WHAT TO WORK ON >> For the string "title", state how many lines of the data hold it. Give nothing besides the number.

Records excerpted from a collection

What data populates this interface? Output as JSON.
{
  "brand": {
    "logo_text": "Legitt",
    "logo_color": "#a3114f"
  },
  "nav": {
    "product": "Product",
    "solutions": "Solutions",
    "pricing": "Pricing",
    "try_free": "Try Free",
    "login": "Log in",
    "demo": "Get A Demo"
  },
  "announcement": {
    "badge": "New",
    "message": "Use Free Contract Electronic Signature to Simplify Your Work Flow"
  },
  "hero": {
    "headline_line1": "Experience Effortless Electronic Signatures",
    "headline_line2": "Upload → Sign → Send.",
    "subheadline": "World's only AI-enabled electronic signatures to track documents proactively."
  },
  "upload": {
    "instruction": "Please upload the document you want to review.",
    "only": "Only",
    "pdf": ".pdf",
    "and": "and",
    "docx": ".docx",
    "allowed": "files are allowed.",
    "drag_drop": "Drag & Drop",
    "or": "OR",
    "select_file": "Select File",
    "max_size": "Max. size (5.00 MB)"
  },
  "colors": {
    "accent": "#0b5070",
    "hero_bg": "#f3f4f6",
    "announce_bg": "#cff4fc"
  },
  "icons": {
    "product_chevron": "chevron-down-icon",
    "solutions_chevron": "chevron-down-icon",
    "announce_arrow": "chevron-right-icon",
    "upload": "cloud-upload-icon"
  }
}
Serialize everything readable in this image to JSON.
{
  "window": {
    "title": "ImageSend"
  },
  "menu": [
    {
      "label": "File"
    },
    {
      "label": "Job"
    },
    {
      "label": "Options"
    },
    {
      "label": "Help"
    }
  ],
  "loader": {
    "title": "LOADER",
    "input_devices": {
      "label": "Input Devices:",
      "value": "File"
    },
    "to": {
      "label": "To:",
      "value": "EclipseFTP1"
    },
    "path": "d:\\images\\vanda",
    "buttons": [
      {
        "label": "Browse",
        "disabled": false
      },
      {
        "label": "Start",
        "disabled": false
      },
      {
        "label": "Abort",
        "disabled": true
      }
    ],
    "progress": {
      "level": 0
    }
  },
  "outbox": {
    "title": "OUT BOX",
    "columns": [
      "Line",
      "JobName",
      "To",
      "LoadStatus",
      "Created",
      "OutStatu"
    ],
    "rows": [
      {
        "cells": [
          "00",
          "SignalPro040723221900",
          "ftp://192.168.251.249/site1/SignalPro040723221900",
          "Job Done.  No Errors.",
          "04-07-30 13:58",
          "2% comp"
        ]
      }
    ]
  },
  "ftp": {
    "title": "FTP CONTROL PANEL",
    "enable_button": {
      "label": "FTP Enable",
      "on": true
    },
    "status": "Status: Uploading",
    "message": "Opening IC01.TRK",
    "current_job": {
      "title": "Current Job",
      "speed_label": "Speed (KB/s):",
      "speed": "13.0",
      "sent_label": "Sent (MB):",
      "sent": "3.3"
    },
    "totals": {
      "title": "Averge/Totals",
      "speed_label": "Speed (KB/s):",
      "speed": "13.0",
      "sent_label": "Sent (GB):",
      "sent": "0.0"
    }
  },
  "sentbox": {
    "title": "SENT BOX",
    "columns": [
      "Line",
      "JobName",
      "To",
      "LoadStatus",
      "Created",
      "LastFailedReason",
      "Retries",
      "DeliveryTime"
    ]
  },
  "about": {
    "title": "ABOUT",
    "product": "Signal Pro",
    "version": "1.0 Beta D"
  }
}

WRITTEN RESPONSE >> 8